And we start with Infinity Plus Two edited by Keith Brooke and Nick Gevers with a (somewhat perfunctory) introduction by John Clute (PS Publishing 2003).

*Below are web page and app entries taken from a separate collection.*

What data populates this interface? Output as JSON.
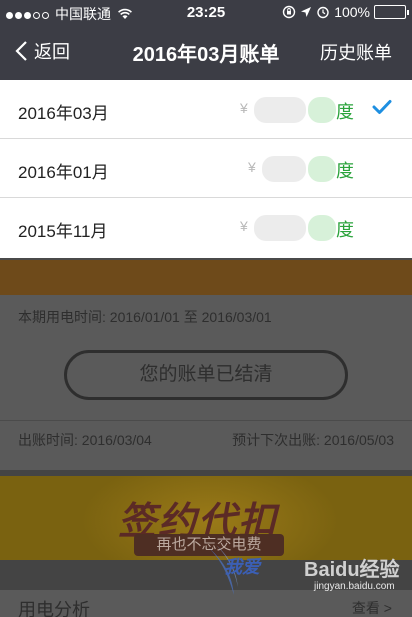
{
  "status": {
    "carrier": "中国联通",
    "time": "23:25",
    "battery": "100%",
    "signal_bars": 3
  },
  "nav": {
    "back_label": "返回",
    "title": "2016年03月账单",
    "history_label": "历史账单"
  },
  "dropdown": {
    "items": [
      {
        "date": "2016年03月",
        "currency": "¥",
        "unit": "度",
        "selected": true
      },
      {
        "date": "2016年01月",
        "currency": "¥",
        "unit": "度",
        "selected": false
      },
      {
        "date": "2015年11月",
        "currency": "¥",
        "unit": "度",
        "selected": false
      }
    ]
  },
  "bill": {
    "period": "本期用电时间: 2016/01/01 至 2016/03/01",
    "settled_label": "您的账单已结清",
    "issue_date": "出账时间: 2016/03/04",
    "next_date": "预计下次出账: 2016/05/03"
  },
  "banner": {
    "headline": "签约代扣",
    "subline": "再也不忘交电费"
  },
  "analysis": {
    "label": "用电分析",
    "more": "查看 >"
  },
  "watermark": {
    "text1": "我爱",
    "text2": "Baidu经验",
    "url": "jingyan.baidu.com"
  },
  "colors": {
    "nav_bg": "#3c3d45",
    "accent_blue": "#1e8fe1",
    "unit_green": "#2aa33b",
    "battery_green": "#4cd964"
  }
}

There are many arcane reasons for the particular selection of stories that appear in a reprint anthology. They might represent some measure of ‘best’, they might represent some specific theme, they might be stories rescued from obscurity, they might simply display the individual taste of the editor(s). What they usually do not do is represent the taste of the contributors. But that is the premise of the Infinity Plus anthologies. A bunch of regular contributors to the infinity plus website have been asked to choose one of their stories for the anthology. The result is decidedly curious. There are stories here that are clearly long-time favourites – Vonda McIntyre’s ‘The Genius Freaks’ was first published 30 years ago, in the glory days of Damon Knight’s Orbit series, while Lucius Shepard’s ‘The Arcevoalo’ is nearly 20 years old and I refuse to believe it hasn’t been collected before now. Other contributors, however, seem to have gone pretty much for their most recent story, or for something from relatively small circulation sources. The variation in quality, therefore, is marked.

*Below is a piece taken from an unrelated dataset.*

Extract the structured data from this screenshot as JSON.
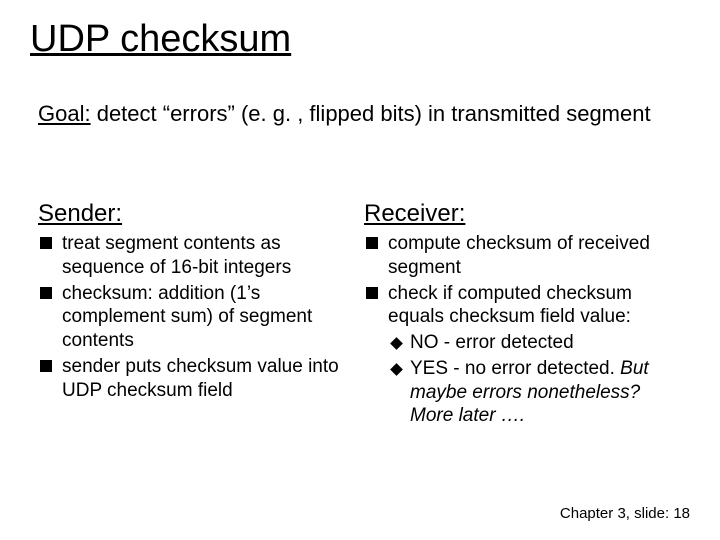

Paul Park’s ‘Untitled 4’, for instance (first published in Fence in 2000), is a confused and confusing mishmash of ideas in which a writer imprisoned by a peculiar form of totalitarian state edits a couple of stories by the student who betrayed him, and in them finds an account of the real crime he committed. If this is what he has chosen to represent him, one can only assume he hasn’t been producing much of real rigour lately. Adam Roberts, on the other hand, probably doesn’t have that much in the way of short fiction, but this still feels like a poor representation of his work. In an alternate Victorian England where the lands discovered by Lemuel Gulliver were real and Liliputians are used as slaves, a story that starts off being about slavery and industrial exploitation, turns into a story about guilt and betrayal, and ends up as a straightforward tale of invasion, without satisfactorily tying together or concluding any of these strands. Michael Moorcock probably does think that ‘Cheering for the Rockets’ is a good representation of his work, since it brings back Jerry Cornelius and others from the familiar repertory company, though what they do doesn’t actually make much sense and Moorcock seems to believe that using the name Jerry is all that is required in the way of characterisation.

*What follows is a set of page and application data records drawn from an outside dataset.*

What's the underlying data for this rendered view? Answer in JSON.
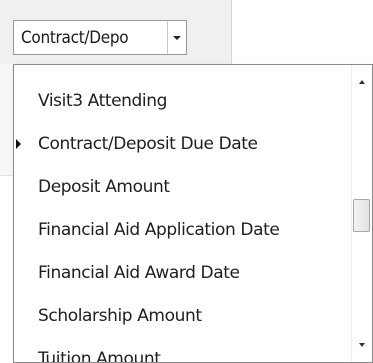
{
  "combo": {
    "value": "Contract/Depo"
  },
  "dropdown": {
    "items": [
      {
        "label": "Visit3 Attending",
        "selected": false
      },
      {
        "label": "Contract/Deposit Due Date",
        "selected": true
      },
      {
        "label": "Deposit Amount",
        "selected": false
      },
      {
        "label": "Financial Aid Application Date",
        "selected": false
      },
      {
        "label": "Financial Aid Award Date",
        "selected": false
      },
      {
        "label": "Scholarship Amount",
        "selected": false
      },
      {
        "label": "Tuition Amount",
        "selected": false
      }
    ]
  },
  "icons": {
    "combo_arrow": "chevron-down-icon",
    "selected_marker": "caret-right-icon",
    "scroll_up": "scroll-up-arrow-icon",
    "scroll_down": "scroll-down-arrow-icon"
  }
}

But if these are the weaker stories, there are others which are much stronger. Stephen Baxter, indulging yet again his recent obsession with the mammoth, is not quite at his best with ‘Behold Now Behemoth’: the story of the possible survival of a mammoth as a family pet in Cornwall really needs a better resolution than it is given, but it deals interestingly with a subject that is actually becoming a little too familiar. Much the same can be said of Brian Stableford’s ‘Emptiness’, which takes him back to the theme of vampirism. This is a small-scale piece about a poor, poorly-educated woman in a run-down inner city who, for a few weeks, adopts a vampire baby. It is beautifully observed, but again feels like the story simply ends rather than being resolved.
Both Charles Stross, in ‘Bear Trap’, and Eric Brown, in ‘Dark Calvary’, offer stories that are bursting with ideas and with life. Perhaps too much so, it is hard to keep track of all the novelties that fizz and sparkle in the Stross story, so that in the end you’re not entirely sure whether everything ties together or not. While Brown’s tale of fevered religiosity in a fevered jungle setting builds to an horrific climax that still feels rather a let-down after all the invention that has gone before.
It also does Brown’s stories no favours to place it immediately before Terry Bisson’s ‘The Old Rugged Cross’, which takes the same idea of crucifiction and makes it both funnier and crueller, and more politically telling; and only two stories after ‘Dark Calvary’ is ‘The Arcevoalo’, written by Lucius Shepard when he was capturing the sweaty, foetid, garish romance of the jungle with almost ridiculous ease. These two stories together bring the collection to a powerful, vibrant conclusion.
Though I have to say that perhaps the best story gathered here is ‘The Rift’ by Paul J. McAuley, which is also set in the Amazon jungle, where a disparate (not to say disfunctional) group of climbers are descending a strange canyon where, in an inversion of Conan Doyle’s Lost World, they meet their ancestors. Here is one story that really does know how to resolve itself, even if it does so, appropriately enough, with a cliffhanger.
First published at Livejournal, 30 July 2003.